[Opening Provided records section]

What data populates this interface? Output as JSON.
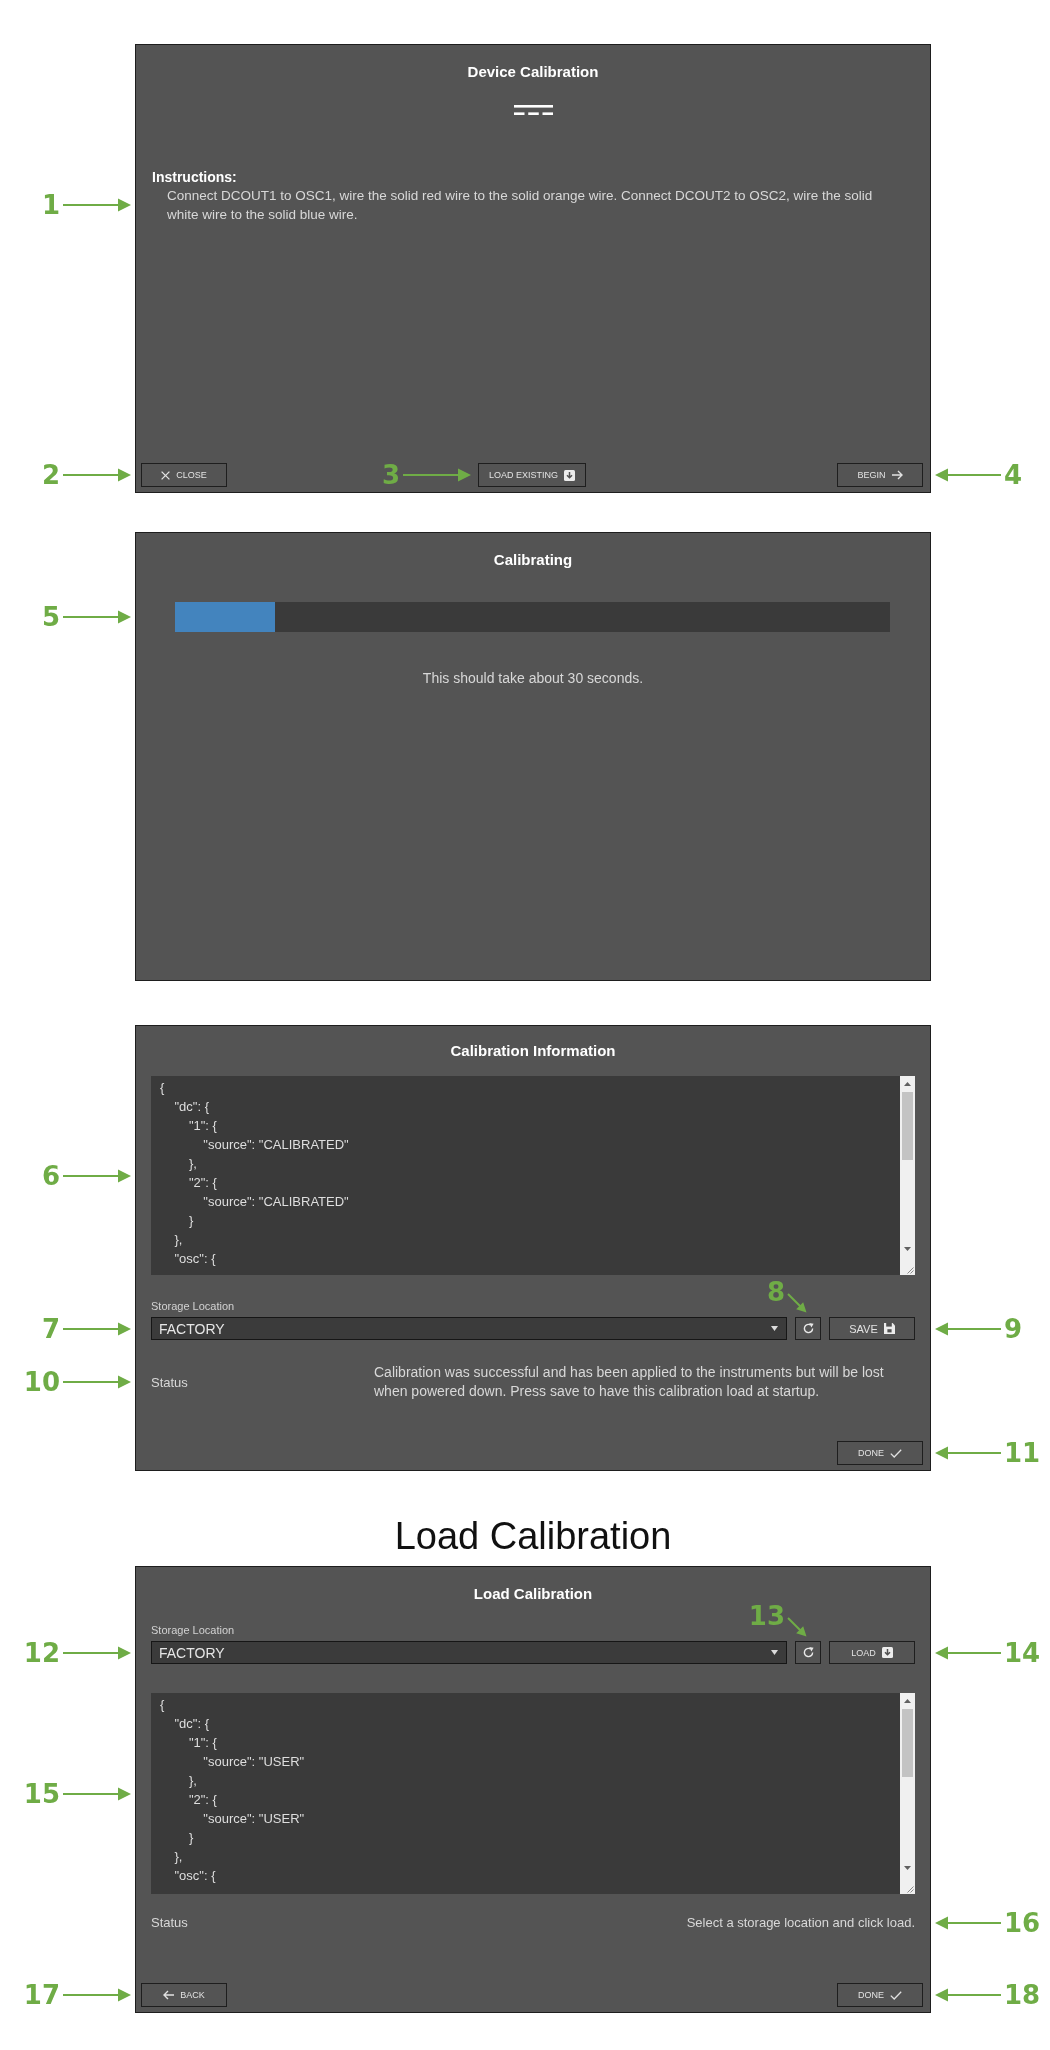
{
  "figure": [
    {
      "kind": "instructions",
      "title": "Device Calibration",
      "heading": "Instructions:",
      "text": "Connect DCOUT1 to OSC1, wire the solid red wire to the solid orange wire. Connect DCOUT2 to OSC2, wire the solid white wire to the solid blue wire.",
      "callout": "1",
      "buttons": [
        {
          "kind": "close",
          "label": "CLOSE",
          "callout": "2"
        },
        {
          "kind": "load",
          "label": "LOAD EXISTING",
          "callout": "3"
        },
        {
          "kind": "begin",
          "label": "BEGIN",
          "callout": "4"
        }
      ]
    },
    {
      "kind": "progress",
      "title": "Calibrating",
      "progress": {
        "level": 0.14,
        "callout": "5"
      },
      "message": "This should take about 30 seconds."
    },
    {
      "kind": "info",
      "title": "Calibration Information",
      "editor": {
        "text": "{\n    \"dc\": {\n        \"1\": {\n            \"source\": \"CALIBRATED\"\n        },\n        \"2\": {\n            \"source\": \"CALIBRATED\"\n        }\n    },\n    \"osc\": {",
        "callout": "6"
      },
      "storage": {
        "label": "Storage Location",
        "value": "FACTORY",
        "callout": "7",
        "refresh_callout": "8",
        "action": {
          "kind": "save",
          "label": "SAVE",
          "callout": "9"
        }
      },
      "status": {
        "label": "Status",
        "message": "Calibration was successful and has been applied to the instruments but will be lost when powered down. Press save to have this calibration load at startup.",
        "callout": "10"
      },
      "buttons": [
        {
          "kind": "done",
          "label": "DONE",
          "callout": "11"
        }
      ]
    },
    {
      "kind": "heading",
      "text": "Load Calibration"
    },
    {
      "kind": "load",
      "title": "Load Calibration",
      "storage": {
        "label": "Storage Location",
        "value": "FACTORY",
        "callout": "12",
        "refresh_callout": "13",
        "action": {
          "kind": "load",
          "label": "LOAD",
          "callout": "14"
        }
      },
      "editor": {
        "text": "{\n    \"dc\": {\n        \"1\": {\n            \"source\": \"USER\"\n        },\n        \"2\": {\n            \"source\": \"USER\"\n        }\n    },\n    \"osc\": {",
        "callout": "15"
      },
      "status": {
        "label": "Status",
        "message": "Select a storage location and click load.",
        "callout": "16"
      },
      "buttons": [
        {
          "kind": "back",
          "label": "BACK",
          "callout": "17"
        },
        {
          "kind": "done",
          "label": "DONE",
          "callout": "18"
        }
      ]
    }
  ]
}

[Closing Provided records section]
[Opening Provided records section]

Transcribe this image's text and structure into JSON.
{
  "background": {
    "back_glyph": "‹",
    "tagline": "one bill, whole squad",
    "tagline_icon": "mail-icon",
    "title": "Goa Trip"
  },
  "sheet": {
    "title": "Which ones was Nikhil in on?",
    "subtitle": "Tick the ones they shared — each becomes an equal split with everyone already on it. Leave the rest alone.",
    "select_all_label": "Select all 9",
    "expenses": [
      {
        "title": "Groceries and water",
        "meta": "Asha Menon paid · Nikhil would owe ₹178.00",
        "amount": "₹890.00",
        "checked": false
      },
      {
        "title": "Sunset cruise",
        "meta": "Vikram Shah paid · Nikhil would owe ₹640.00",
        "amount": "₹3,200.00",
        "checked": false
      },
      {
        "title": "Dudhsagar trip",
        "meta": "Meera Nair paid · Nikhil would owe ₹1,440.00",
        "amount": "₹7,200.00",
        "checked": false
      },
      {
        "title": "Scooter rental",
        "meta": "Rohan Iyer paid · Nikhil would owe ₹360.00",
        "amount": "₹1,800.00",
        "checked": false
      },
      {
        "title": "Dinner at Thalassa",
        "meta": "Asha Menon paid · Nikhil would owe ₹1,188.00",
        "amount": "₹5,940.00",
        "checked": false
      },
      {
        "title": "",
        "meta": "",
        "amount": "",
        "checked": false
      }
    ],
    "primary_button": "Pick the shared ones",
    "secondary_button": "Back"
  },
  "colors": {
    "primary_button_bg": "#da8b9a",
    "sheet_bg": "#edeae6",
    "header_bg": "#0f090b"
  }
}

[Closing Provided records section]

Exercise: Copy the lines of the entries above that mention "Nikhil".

Problem solution:
    "title": "Which ones was Nikhil in on?",
        "meta": "Asha Menon paid · Nikhil would owe ₹178.00",
        "meta": "Vikram Shah paid · Nikhil would owe ₹640.00",
        "meta": "Meera Nair paid · Nikhil would owe ₹1,440.00",
        "meta": "Rohan Iyer paid · Nikhil would owe ₹360.00",
        "meta": "Asha Menon paid · Nikhil would owe ₹1,188.00",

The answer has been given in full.